Continuing the Discussion: Bo Xilai’s Trial: The Rule of Law in China
Guest Contributor at SAIS Nanjing
On Sunday, September 22, Bo Xilai, the former party secretary of Chongqing municipality and a widely regarded shoe-in for one of the few coveted seats on the nation’s Politburo Standing Committee, was sentenced to life in prison for bribery, embezzlement and abuse of power.
Many were surprised by the relative openness of the trial. Court transcripts and video, although edited and incomplete, were released within hours of court proceedings in the official media and on the Jinan Intermediate People’s Court’s official Weibo account.
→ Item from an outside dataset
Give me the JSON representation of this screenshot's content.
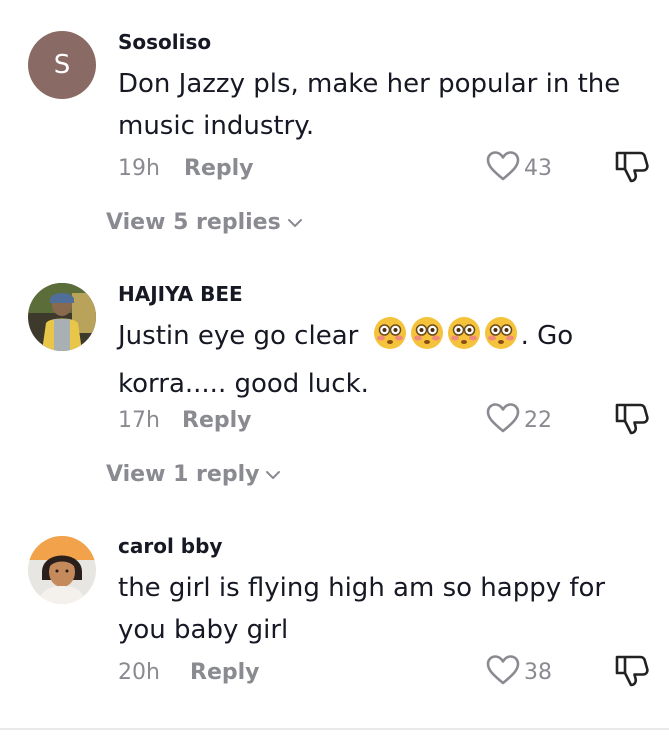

Bo’s ability to cross-examine witnesses and speak at length in his own defense was also seen by many as a signal that the Chinese government may be moving toward a rule of law system.
“The Bo trial was more open than any other corruption trial of high-ranking officials in China,” legal scholar Tong Zhiwei, told The New York Times.
Chinese state media similarly lauded the trial for its openness. A commentary in The Global Times said the trial “was a vivid demonstration of how the rule of law should be implemented.”
The trial is reminiscent, at least in political significance and intrigue, to the trial of the “Gang of Four,” in 1981. The defendants, among them Chairman Mao’s widow, Jiang Qing, were charged with an array of anti-revolutionary crimes. While widely regarded as a show trial, China watchers were surprised by the relative openness of that trial as well.
The Time correspondent covering the trial, Jaime FlorCruz, said in a recent article that despite China’s tight control of the media, “the Chinese newspapers, radio and TV were saturated with ‘gavel to gavel’ reports.” FlorCruz, now the Beijing bureau chief for CNN is the rare foreign correspondent that has covered both trials.
But does increased transparency imply rule of law? In the case of the “Gang of Four” trial, few debate the political motivations behind the trial and most see the extensive coverage
of the trial by state media as an attempt to deprive the defendants of political influence. At a time when the government was facing a potential legitimacy crisis after the tumultuous Cultural Revolution, the trial communicated to the people that the government had punished those perceived as responsible.
In both of these trials, equating openness with rule of law is misleading; it fails to acknowledge that the relative transparency came not from an inherent respect for the law but from a desire to maintain legitimacy.
Rule of law is the guarantee of transparency and a fair trial for all according to the law. One high profile, politically charged trial does not a trend make. The better way to describe the situation is that China is moving toward a system where its legitimacy is more linked to appearing to be following the laws. Perhaps this can be the precursor to genuine respect for the law.